Component data from apps and pages
__________

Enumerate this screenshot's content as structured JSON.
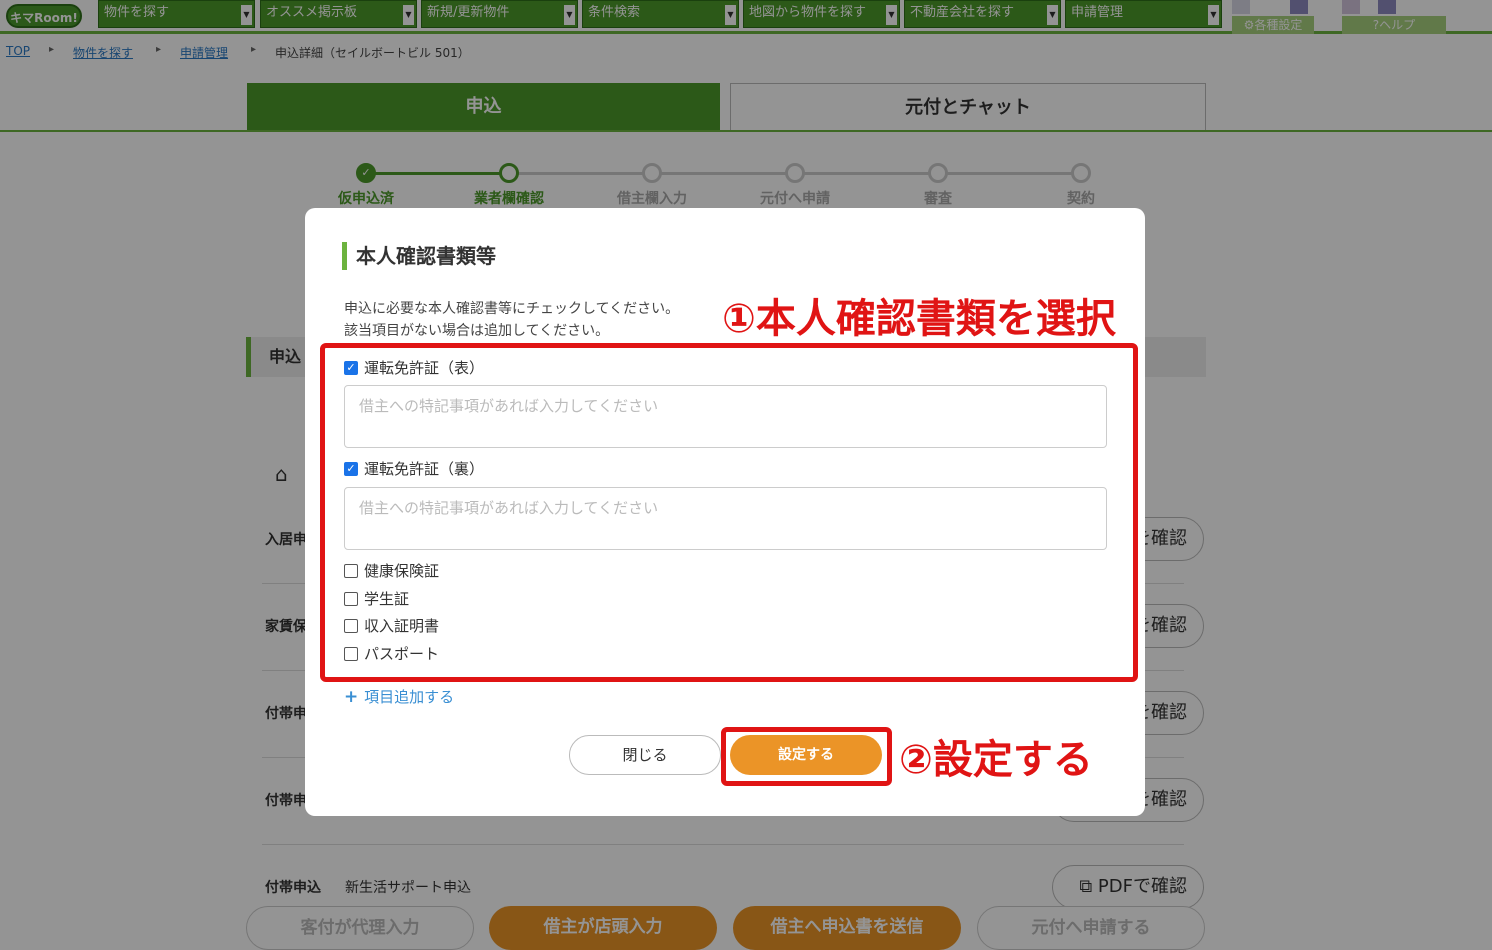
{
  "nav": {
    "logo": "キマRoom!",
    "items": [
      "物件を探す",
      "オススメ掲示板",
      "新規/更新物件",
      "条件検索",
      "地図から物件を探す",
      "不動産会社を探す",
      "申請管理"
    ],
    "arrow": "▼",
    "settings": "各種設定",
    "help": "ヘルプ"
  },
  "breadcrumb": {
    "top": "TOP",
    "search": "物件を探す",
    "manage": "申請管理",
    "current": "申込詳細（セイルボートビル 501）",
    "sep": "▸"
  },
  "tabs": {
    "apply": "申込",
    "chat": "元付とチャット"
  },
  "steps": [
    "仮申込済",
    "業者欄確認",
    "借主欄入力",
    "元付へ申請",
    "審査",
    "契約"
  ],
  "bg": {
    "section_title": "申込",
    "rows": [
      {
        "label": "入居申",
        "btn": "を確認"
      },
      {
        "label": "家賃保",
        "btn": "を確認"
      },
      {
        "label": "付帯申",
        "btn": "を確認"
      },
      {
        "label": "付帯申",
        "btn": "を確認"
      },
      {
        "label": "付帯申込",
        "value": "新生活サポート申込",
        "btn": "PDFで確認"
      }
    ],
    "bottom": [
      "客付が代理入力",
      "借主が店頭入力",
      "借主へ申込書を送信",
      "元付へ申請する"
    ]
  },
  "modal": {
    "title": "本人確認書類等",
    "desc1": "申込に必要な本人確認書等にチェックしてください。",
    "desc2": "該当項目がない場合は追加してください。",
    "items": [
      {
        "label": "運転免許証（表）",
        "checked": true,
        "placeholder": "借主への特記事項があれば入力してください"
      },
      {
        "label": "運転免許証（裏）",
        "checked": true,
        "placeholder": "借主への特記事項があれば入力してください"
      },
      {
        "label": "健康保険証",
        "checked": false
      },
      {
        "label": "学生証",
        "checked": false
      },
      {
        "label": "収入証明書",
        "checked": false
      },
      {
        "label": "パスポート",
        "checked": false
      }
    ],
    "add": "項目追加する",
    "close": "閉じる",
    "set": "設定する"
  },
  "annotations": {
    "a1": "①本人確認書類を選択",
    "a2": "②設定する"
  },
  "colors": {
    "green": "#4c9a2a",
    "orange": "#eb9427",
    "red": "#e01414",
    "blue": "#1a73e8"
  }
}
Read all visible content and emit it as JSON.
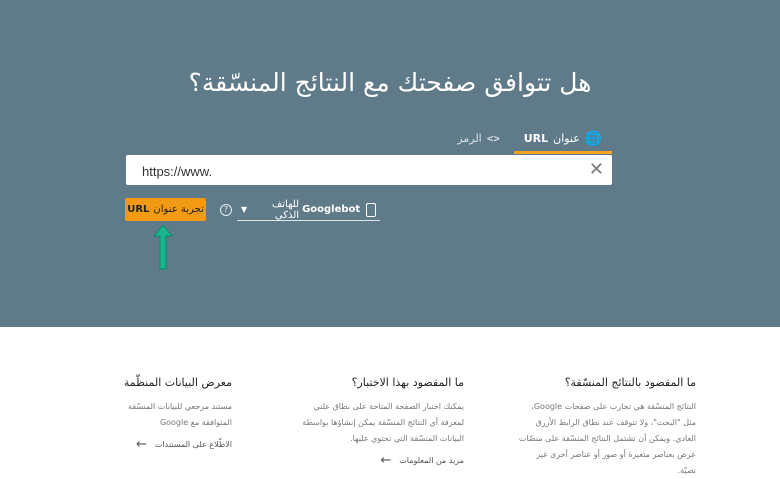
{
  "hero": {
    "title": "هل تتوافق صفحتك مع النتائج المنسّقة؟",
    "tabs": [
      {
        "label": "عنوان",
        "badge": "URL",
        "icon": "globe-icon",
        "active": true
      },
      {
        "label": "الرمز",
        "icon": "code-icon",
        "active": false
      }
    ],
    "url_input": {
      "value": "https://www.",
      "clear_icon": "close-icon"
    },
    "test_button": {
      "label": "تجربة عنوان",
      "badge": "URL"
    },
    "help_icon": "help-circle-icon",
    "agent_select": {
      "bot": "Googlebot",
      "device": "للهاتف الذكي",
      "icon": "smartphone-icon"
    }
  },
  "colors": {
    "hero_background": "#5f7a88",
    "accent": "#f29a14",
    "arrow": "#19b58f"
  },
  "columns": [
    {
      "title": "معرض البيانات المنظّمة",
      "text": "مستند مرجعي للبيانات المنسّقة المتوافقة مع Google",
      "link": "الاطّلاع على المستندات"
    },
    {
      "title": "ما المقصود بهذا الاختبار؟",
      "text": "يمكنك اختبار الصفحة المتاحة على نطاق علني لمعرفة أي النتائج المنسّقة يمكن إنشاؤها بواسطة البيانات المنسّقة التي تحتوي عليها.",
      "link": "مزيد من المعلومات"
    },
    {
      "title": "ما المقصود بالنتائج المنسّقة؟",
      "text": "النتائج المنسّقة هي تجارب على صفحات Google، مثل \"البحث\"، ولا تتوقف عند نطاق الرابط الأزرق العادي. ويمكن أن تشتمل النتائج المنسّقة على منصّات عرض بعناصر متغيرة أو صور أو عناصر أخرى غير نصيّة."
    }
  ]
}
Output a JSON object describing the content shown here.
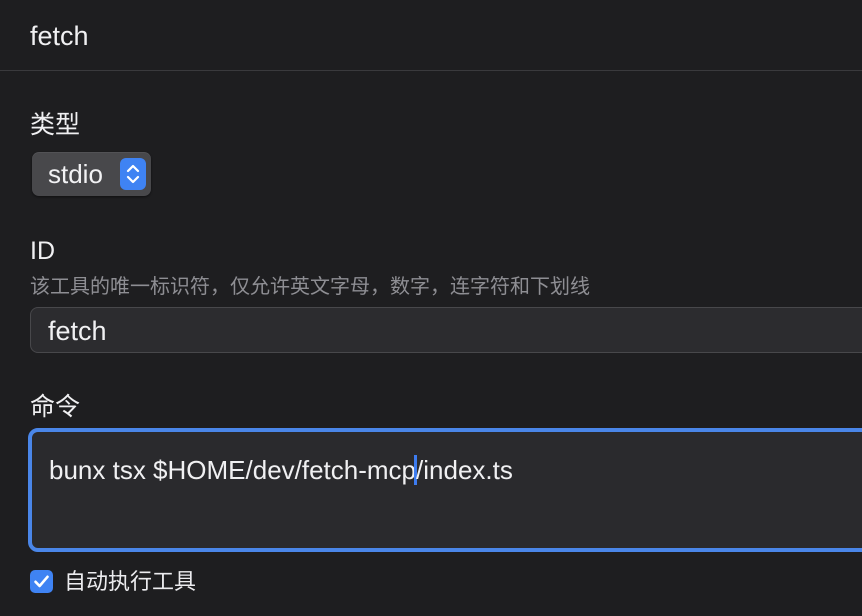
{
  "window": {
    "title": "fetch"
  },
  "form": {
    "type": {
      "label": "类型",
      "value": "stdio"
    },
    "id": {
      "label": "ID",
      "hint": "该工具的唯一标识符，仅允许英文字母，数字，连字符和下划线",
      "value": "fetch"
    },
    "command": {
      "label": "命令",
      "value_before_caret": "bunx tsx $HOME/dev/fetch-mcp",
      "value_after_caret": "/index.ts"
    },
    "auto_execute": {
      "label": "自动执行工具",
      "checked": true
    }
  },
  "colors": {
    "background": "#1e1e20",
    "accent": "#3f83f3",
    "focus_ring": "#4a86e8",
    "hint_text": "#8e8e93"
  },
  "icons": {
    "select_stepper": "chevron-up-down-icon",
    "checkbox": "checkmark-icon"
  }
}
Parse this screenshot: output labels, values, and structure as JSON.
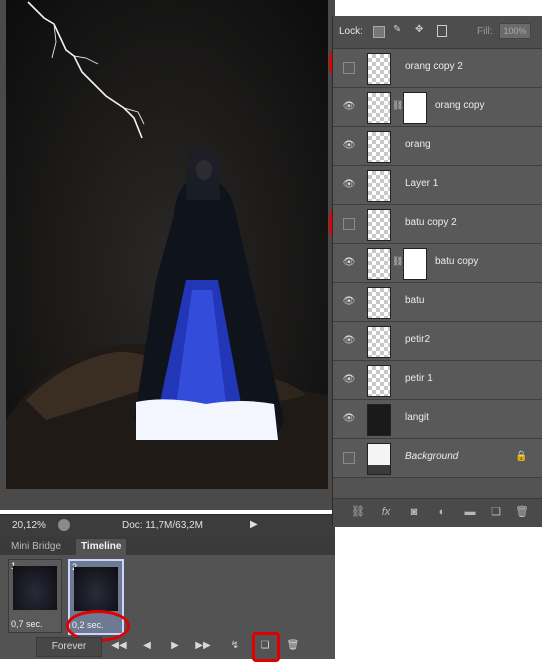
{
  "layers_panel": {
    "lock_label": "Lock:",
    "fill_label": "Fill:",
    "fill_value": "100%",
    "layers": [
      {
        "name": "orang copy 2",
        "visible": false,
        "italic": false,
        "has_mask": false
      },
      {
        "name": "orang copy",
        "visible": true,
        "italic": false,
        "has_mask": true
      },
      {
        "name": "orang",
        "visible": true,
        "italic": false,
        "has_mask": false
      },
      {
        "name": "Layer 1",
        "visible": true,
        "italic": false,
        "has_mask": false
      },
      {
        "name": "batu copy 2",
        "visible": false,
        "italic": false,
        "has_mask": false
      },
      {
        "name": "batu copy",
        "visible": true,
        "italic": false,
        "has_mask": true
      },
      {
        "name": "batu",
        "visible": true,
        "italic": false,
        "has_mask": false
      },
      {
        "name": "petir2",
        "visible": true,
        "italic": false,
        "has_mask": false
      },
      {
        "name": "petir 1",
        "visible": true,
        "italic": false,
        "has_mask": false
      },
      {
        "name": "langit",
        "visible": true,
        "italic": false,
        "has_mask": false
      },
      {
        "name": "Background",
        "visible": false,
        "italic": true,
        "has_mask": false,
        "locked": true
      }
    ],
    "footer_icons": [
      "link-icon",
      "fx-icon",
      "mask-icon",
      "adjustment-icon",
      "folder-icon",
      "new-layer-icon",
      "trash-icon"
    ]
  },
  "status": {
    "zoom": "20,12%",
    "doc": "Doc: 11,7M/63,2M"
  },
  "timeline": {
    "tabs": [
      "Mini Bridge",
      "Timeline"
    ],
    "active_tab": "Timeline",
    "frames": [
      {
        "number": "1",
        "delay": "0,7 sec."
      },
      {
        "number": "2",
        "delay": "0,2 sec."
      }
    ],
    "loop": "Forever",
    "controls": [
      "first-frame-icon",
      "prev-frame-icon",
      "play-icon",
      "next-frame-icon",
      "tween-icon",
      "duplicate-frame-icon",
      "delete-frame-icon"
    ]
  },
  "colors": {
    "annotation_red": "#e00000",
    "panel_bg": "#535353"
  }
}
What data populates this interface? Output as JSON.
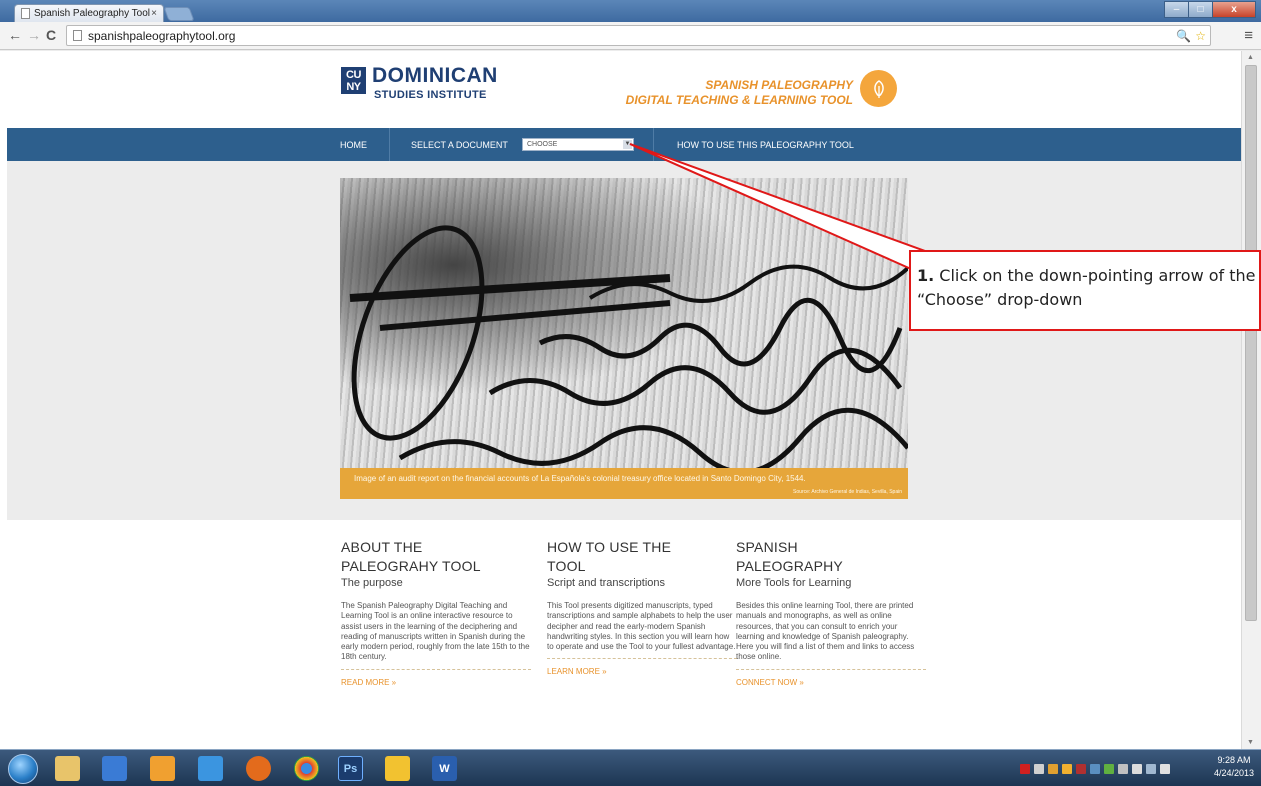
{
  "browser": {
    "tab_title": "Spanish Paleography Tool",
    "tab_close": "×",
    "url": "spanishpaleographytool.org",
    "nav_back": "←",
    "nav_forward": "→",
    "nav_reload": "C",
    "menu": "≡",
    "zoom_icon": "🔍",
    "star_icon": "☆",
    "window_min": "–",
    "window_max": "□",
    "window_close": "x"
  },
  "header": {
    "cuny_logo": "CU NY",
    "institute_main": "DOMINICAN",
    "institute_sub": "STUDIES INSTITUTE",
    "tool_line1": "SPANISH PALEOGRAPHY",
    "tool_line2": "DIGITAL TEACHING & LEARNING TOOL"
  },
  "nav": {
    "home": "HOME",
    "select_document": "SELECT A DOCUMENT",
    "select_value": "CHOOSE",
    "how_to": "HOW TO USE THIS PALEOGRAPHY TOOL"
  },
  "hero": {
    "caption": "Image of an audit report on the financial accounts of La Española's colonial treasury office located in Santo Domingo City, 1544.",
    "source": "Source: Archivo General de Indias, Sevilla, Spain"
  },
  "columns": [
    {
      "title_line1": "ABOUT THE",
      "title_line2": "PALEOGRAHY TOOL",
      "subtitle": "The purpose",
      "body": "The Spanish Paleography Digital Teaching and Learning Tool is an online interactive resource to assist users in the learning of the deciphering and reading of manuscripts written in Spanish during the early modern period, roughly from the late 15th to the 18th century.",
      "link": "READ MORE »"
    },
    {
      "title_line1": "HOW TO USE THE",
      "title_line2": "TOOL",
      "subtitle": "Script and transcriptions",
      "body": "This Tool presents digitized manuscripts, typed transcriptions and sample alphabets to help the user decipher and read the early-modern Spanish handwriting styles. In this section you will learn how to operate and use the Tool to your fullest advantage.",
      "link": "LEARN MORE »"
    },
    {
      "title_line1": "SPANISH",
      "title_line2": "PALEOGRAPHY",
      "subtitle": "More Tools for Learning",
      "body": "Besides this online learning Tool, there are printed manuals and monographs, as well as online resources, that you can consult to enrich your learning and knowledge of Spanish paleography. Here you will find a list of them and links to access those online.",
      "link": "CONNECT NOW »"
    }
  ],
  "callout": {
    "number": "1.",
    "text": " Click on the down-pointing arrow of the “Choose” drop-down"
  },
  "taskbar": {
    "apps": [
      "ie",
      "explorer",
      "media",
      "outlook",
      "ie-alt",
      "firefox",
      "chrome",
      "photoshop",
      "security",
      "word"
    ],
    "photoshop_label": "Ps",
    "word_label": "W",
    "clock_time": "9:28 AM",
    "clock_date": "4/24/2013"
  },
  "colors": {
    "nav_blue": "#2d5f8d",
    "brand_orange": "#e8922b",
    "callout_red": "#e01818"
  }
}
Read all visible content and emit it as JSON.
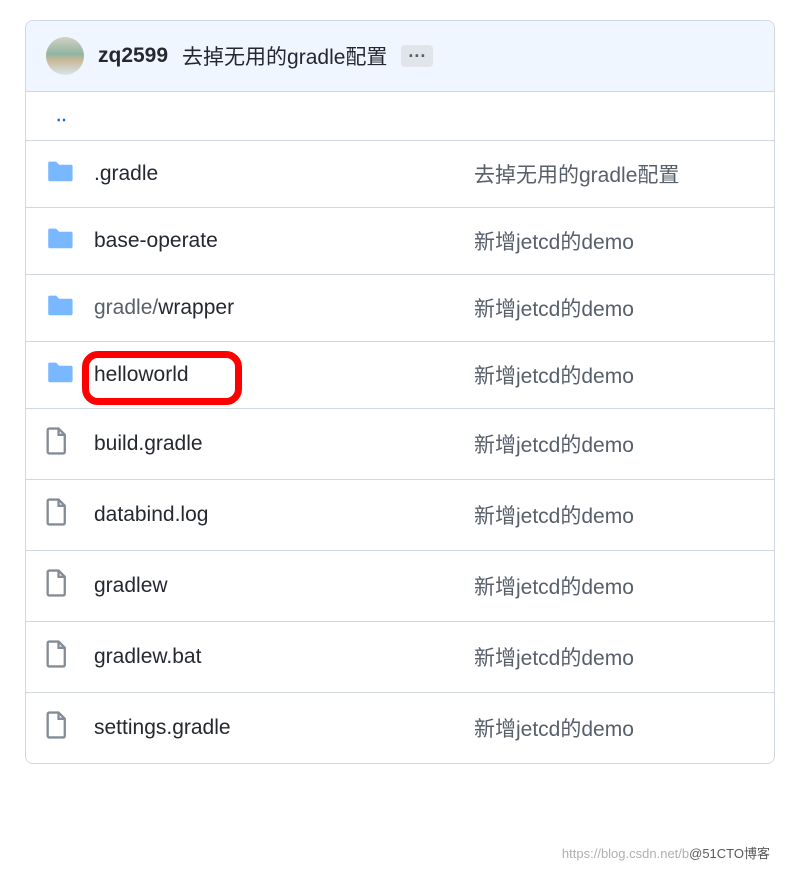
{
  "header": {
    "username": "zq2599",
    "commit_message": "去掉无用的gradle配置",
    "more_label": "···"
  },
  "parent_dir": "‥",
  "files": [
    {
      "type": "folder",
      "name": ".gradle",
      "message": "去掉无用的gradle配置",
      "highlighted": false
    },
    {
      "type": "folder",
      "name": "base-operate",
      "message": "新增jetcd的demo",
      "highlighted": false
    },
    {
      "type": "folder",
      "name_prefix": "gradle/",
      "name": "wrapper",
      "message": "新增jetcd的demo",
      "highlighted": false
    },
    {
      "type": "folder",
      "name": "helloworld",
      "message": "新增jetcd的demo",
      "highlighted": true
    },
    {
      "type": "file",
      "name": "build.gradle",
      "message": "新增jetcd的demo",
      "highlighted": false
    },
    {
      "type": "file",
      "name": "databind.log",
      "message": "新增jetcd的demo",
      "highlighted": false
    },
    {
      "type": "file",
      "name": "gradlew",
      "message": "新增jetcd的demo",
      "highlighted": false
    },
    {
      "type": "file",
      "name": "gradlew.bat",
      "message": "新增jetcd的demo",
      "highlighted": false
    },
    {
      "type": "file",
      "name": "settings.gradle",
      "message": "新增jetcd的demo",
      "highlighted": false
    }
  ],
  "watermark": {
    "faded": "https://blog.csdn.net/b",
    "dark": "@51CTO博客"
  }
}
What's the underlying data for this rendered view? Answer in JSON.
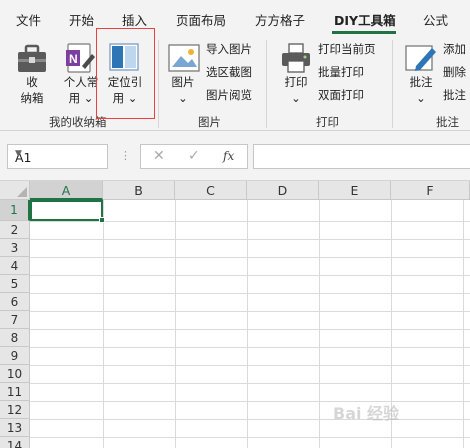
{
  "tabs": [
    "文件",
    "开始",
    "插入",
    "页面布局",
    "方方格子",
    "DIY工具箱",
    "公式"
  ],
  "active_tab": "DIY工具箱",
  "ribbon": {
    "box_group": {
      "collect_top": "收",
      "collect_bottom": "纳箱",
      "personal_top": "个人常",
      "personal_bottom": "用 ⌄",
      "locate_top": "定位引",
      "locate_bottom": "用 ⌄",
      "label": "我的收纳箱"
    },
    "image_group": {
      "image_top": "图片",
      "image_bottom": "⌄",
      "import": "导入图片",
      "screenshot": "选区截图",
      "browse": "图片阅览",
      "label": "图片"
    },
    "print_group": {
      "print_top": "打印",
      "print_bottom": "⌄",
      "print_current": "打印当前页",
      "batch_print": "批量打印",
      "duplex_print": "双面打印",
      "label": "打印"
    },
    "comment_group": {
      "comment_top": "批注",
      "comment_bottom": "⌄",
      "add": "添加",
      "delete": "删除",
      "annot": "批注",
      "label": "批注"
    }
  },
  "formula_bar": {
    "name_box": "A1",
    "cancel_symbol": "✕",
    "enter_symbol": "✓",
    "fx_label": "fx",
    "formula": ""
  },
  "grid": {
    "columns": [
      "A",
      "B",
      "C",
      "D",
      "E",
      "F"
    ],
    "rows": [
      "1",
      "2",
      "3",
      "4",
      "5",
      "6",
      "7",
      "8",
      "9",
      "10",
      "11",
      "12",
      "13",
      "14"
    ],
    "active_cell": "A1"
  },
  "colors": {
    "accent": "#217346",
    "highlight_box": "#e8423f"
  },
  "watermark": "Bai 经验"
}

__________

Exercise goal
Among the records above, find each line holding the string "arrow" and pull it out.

Task output
    "arrow": "▼",
    "arrow": "#19b58f"
    "text": " Click on the down-pointing arrow of the “Choose” drop-down"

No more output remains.